◆ TASK ITEM
When a line in the records contains the string "image", copy that line.

──────

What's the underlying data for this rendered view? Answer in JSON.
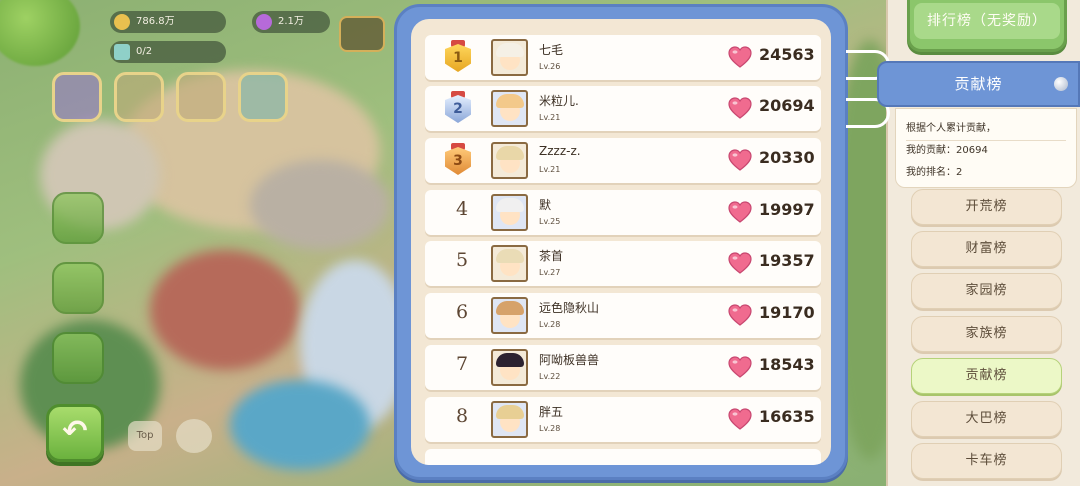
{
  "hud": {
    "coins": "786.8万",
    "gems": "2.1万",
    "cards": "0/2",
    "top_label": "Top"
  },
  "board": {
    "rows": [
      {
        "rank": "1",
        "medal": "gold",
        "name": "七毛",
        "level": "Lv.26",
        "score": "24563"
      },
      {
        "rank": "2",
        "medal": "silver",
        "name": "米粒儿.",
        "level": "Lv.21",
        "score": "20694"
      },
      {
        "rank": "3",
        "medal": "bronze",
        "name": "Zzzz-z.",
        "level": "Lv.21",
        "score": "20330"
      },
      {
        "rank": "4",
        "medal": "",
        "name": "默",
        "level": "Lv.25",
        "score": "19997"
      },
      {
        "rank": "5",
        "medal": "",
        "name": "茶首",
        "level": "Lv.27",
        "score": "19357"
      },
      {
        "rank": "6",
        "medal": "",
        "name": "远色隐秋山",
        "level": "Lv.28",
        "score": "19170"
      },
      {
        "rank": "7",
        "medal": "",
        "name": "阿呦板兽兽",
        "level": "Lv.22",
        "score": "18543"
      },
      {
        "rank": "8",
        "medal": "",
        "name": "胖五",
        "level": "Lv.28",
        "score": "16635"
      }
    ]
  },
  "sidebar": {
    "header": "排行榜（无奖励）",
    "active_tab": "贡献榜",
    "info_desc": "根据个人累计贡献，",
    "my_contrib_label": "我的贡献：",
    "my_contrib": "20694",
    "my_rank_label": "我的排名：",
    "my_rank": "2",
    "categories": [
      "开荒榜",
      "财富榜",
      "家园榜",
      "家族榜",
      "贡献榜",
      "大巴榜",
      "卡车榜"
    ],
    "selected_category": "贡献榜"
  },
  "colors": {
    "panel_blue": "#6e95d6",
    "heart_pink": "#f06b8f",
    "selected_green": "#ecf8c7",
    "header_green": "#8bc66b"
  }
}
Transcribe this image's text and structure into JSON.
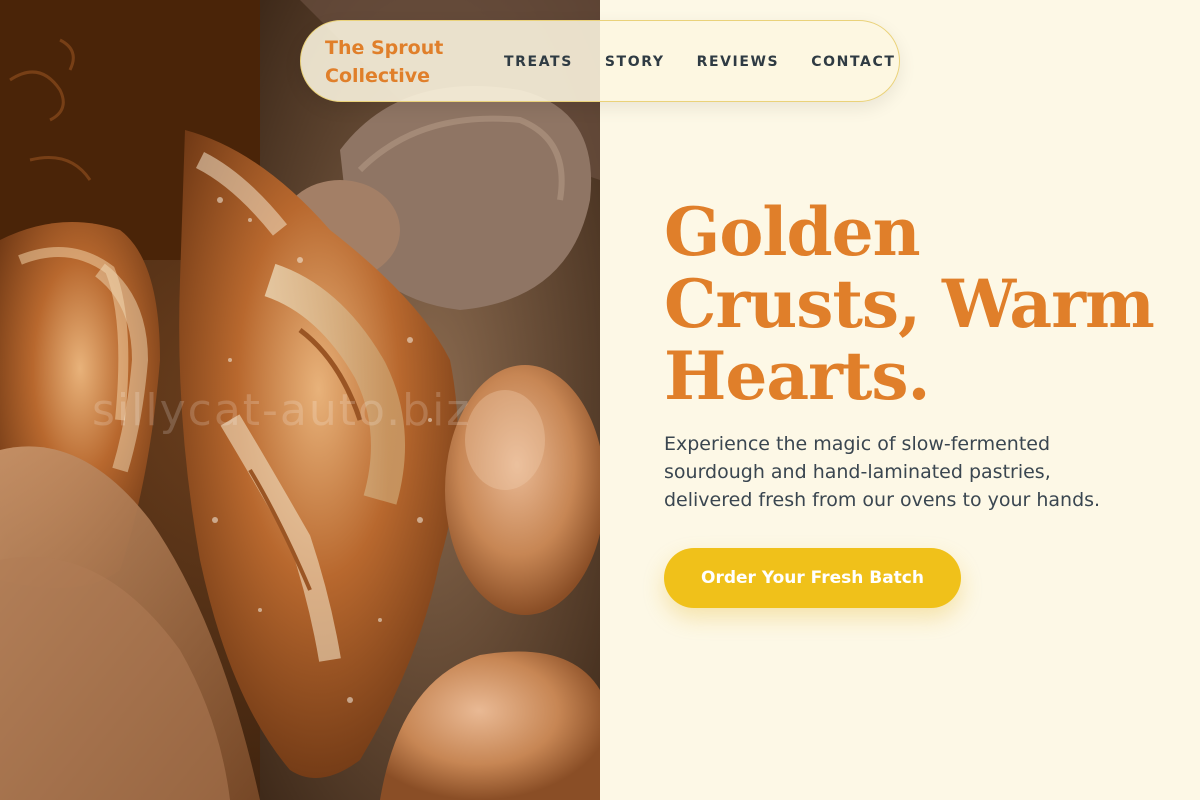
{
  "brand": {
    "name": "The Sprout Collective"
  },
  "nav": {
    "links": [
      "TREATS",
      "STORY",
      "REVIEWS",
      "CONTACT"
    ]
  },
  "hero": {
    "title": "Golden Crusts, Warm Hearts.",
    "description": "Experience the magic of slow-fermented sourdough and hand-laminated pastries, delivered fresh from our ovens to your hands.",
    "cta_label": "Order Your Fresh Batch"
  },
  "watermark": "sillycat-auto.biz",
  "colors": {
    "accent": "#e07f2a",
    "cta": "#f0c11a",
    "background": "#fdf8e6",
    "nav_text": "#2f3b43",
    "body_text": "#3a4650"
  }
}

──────

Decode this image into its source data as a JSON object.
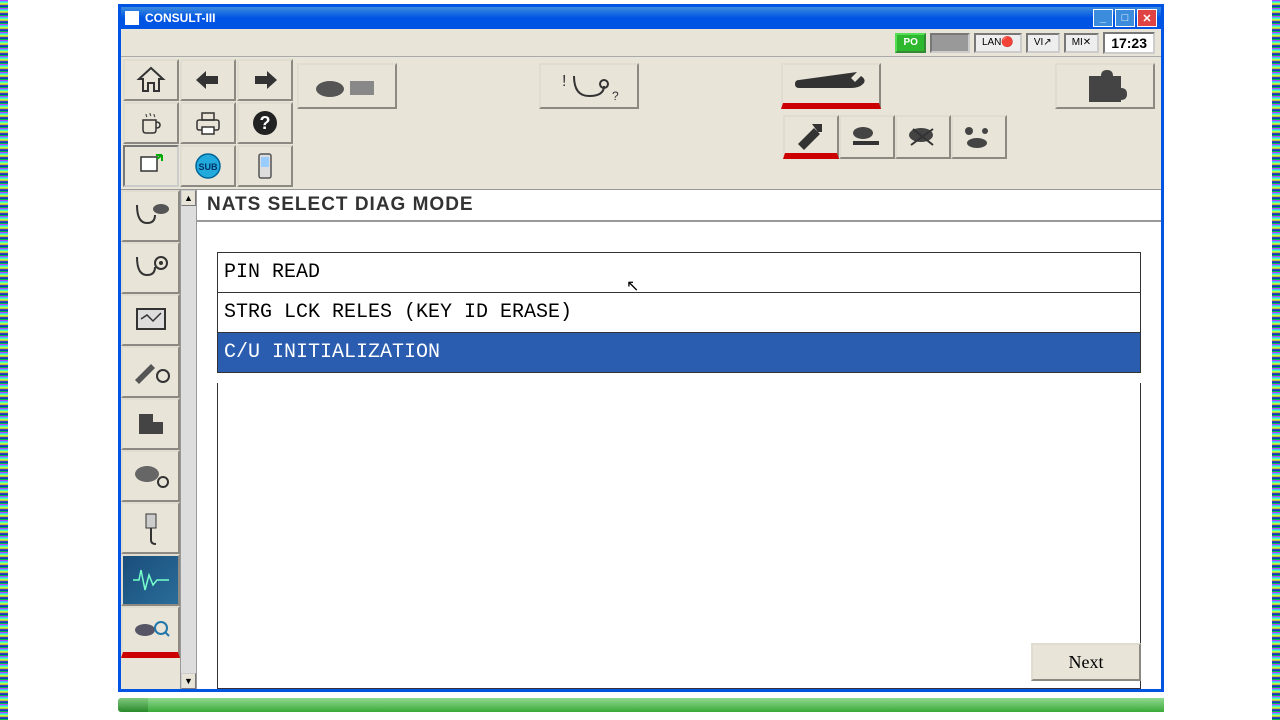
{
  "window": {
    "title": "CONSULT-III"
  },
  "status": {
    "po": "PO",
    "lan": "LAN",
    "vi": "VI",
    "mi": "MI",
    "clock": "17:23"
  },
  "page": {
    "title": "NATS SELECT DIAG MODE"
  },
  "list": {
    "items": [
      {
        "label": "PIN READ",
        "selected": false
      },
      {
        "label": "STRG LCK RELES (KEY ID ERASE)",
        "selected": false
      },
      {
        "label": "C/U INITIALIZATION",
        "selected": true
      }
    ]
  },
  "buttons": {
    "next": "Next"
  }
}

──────

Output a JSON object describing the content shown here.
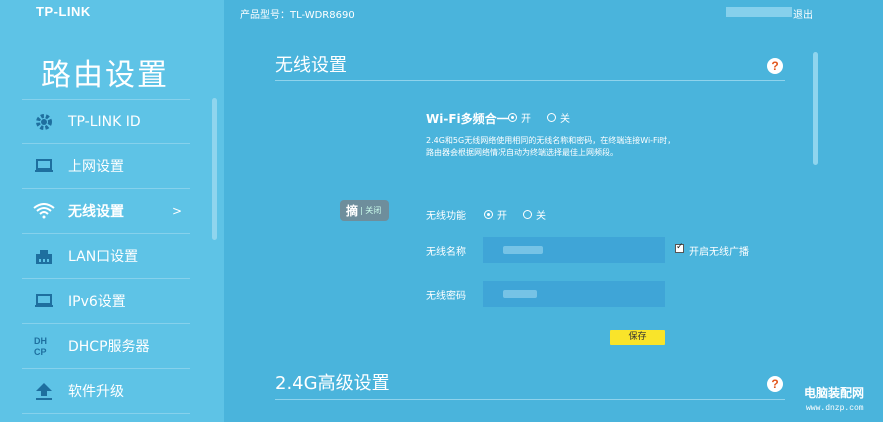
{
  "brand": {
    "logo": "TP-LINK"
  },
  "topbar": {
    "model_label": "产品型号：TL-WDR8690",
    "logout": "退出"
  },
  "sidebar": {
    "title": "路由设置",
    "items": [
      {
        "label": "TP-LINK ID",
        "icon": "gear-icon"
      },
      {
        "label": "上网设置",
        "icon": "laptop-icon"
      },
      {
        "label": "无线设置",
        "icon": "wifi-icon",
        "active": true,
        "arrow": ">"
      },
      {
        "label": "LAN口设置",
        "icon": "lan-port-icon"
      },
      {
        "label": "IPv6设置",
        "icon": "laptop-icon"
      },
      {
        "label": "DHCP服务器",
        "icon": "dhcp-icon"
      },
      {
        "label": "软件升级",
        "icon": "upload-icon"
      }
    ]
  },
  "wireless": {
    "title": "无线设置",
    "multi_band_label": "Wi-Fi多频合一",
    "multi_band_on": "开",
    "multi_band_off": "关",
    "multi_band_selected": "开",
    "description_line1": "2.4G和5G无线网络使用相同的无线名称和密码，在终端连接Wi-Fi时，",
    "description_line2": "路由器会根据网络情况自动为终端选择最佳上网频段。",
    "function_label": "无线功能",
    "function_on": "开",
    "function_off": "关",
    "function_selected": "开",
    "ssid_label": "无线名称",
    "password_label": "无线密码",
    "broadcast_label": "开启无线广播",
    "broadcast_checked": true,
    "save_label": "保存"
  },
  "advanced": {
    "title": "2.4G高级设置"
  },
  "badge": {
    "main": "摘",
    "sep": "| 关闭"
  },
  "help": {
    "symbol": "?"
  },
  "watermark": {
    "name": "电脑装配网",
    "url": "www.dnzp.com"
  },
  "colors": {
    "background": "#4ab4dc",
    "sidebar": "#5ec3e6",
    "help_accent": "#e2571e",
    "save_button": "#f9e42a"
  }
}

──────

◆ SOLUTION
Transcribe this image's text and structure into JSON.
Decode this image into its source data as a JSON object.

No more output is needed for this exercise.